What is required: Isolate every line in the records below with "title" in it.

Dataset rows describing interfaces
-- -- --

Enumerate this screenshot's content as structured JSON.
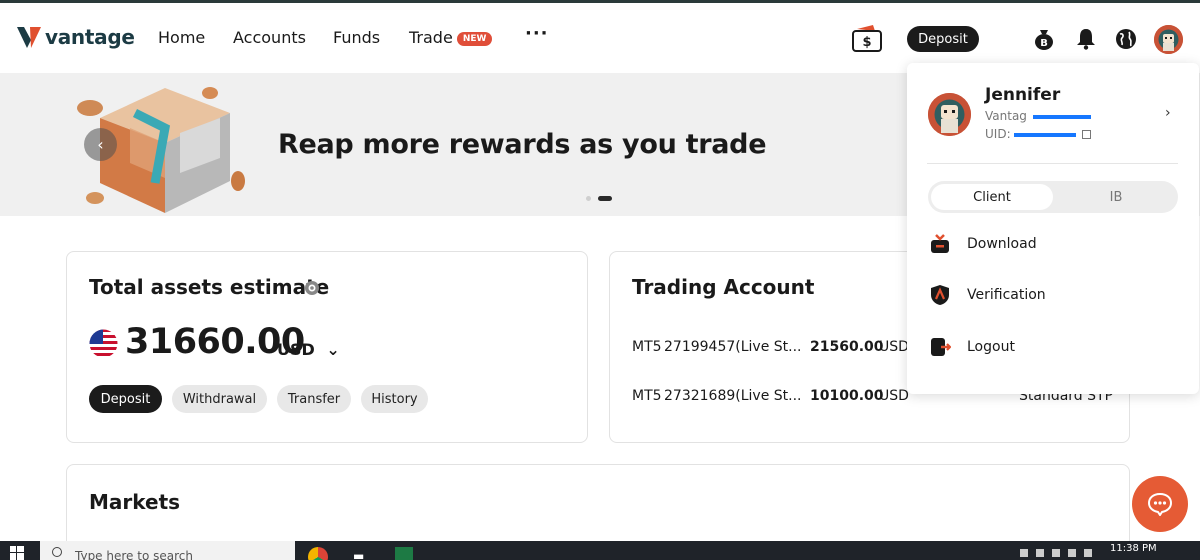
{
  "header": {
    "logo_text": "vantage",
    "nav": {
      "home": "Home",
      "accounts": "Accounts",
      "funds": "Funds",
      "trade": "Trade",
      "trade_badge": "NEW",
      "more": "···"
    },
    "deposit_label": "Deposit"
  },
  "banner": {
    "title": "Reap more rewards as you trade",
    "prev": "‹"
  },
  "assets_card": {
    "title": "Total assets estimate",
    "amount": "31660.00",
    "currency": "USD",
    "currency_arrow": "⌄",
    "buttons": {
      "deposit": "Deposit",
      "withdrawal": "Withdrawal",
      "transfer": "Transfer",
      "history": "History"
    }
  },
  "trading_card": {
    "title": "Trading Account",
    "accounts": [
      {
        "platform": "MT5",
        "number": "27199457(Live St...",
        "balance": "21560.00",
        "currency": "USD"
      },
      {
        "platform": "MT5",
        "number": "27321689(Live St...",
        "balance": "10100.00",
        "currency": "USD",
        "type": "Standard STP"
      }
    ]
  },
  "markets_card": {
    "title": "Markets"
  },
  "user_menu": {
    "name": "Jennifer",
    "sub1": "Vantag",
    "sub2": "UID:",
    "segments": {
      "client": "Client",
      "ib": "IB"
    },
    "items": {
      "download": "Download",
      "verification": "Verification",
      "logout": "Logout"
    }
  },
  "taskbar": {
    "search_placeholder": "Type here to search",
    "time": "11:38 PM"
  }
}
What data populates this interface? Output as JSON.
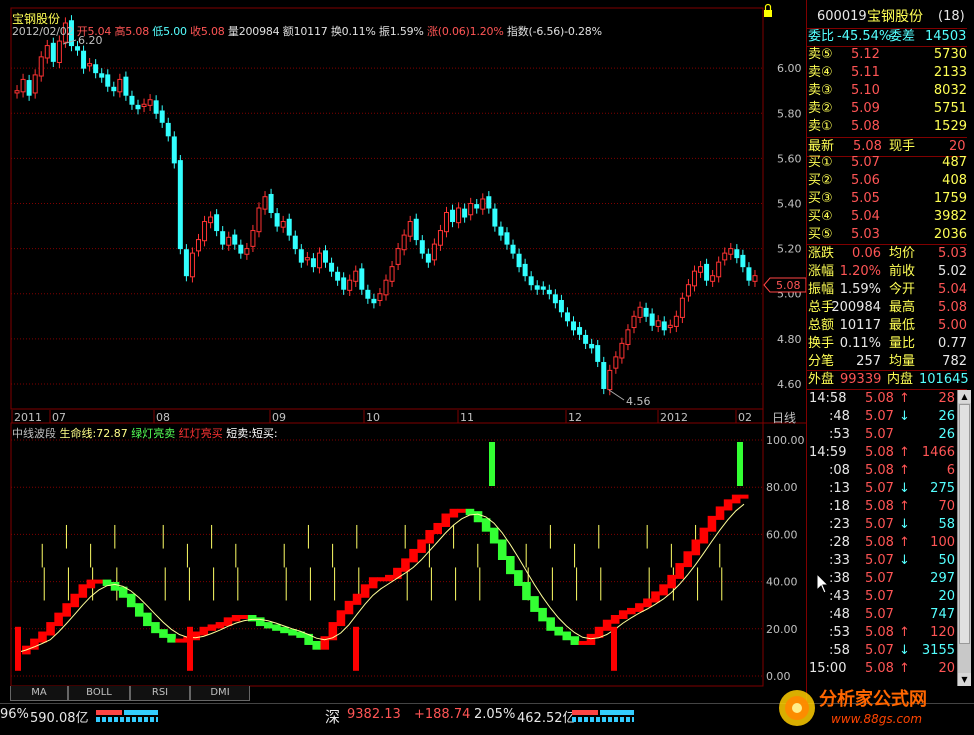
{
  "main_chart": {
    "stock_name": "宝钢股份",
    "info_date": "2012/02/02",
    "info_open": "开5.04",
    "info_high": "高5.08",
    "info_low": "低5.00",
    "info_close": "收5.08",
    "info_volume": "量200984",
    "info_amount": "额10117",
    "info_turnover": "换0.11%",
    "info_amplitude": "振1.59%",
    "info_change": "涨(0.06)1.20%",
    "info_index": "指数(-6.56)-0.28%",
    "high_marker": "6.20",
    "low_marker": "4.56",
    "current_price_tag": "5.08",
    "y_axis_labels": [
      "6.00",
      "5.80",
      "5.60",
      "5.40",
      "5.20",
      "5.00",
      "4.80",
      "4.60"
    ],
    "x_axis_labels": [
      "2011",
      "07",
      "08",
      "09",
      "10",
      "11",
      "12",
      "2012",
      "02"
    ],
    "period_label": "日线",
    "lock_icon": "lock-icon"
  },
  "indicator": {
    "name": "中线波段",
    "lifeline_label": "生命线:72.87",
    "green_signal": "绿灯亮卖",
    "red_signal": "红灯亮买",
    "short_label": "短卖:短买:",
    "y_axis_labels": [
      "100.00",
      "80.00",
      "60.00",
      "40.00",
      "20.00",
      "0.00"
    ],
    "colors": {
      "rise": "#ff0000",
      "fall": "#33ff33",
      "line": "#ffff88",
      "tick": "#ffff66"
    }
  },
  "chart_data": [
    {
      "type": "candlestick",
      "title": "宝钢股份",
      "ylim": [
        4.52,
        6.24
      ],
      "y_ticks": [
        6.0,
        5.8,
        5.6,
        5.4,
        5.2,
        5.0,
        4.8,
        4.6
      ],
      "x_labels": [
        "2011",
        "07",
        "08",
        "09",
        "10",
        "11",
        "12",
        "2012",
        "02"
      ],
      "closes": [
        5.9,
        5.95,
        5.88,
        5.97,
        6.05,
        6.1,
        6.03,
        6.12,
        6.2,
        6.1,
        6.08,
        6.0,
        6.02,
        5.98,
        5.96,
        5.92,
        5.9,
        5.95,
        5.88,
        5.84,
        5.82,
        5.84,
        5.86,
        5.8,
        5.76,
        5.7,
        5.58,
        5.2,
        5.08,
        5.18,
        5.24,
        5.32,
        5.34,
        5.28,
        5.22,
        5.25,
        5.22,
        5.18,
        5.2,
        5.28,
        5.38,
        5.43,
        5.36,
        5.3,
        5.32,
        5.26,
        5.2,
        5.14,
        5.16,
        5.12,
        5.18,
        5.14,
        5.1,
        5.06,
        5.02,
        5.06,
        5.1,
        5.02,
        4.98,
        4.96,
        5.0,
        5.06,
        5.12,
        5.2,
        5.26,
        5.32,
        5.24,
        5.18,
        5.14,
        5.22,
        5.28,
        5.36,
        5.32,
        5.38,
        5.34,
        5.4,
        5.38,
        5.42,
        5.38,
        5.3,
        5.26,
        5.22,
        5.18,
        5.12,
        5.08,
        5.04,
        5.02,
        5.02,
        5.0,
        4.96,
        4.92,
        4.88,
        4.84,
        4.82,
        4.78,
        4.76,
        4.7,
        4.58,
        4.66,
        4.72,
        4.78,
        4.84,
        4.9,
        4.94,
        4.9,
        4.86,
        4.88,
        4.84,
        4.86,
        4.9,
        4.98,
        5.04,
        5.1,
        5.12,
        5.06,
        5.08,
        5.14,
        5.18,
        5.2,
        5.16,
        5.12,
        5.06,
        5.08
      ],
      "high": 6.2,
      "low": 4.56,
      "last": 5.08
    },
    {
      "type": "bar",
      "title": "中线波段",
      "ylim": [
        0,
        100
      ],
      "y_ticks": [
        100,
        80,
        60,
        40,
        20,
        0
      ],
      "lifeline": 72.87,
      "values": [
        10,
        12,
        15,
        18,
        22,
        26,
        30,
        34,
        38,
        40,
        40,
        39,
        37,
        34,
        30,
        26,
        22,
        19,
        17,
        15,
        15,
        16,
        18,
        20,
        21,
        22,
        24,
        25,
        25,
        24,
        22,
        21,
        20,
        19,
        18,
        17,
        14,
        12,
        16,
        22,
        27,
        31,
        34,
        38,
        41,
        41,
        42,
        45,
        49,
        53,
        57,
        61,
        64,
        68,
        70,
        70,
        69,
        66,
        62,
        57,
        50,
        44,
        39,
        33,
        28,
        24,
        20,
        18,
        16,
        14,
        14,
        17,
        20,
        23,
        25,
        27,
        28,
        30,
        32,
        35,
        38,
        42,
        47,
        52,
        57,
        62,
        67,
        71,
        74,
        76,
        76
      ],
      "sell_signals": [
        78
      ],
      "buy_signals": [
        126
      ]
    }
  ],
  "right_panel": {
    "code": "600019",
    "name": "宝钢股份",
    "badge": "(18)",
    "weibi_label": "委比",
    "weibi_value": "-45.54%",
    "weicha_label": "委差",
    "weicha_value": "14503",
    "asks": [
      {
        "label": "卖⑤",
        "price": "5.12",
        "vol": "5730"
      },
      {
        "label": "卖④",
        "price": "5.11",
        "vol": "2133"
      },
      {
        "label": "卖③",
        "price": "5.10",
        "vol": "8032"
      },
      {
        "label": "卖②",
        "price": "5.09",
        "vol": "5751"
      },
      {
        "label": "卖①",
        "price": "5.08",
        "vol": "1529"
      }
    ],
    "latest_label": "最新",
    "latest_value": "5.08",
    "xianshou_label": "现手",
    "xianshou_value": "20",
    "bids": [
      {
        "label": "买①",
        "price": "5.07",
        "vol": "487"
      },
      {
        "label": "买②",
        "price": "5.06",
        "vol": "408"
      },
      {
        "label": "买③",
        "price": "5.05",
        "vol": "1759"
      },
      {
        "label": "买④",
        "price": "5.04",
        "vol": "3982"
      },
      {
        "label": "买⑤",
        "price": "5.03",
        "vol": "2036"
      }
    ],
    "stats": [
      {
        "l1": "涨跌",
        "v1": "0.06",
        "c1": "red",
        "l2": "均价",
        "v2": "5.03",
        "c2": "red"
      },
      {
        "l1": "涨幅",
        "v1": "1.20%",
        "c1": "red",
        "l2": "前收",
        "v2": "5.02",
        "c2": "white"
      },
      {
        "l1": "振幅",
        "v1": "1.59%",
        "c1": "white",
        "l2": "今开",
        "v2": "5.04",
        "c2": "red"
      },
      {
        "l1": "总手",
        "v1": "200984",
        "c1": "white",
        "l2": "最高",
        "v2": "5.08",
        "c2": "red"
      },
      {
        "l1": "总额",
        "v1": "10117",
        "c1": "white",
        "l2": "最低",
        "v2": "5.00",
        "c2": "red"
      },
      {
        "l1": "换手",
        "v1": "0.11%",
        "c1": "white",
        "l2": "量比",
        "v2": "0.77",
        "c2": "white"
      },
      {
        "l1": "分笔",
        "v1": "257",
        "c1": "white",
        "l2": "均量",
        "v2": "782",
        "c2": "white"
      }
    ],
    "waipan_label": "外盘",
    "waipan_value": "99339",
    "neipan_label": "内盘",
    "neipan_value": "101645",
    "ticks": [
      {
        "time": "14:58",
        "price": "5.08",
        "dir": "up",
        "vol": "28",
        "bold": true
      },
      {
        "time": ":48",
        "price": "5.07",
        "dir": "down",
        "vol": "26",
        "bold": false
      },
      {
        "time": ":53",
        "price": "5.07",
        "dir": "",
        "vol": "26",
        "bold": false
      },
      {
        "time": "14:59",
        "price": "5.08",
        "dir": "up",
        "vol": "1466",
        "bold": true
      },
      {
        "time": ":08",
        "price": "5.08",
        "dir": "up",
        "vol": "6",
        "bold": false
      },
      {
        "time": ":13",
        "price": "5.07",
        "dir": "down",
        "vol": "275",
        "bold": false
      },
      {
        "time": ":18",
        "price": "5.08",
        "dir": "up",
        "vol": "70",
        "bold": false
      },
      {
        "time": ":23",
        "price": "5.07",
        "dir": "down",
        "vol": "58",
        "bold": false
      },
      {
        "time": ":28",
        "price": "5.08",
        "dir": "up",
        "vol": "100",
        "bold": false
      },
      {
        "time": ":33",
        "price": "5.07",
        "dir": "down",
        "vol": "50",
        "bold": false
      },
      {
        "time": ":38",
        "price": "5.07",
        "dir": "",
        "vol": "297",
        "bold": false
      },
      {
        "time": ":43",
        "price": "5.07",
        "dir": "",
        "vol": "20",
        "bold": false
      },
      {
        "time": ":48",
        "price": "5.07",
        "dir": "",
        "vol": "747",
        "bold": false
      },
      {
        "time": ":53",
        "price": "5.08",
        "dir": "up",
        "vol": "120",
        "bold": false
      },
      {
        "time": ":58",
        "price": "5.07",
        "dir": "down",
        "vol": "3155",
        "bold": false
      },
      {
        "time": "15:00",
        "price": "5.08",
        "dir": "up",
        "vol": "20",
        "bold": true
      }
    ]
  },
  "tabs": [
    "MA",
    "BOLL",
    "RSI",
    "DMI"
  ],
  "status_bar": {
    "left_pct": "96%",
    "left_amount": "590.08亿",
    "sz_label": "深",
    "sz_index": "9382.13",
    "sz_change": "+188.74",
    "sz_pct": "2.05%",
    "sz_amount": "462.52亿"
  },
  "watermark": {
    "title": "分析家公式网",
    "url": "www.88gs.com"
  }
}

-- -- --

Response to the exercise:
    "title": "Reap more rewards as you trade",
    "title": "Total assets estimate",
    "title": "Trading Account",
    "title": "Markets"
      "title": "宝钢股份",
      "title": "中线波段",
    "title": "分析家公式网",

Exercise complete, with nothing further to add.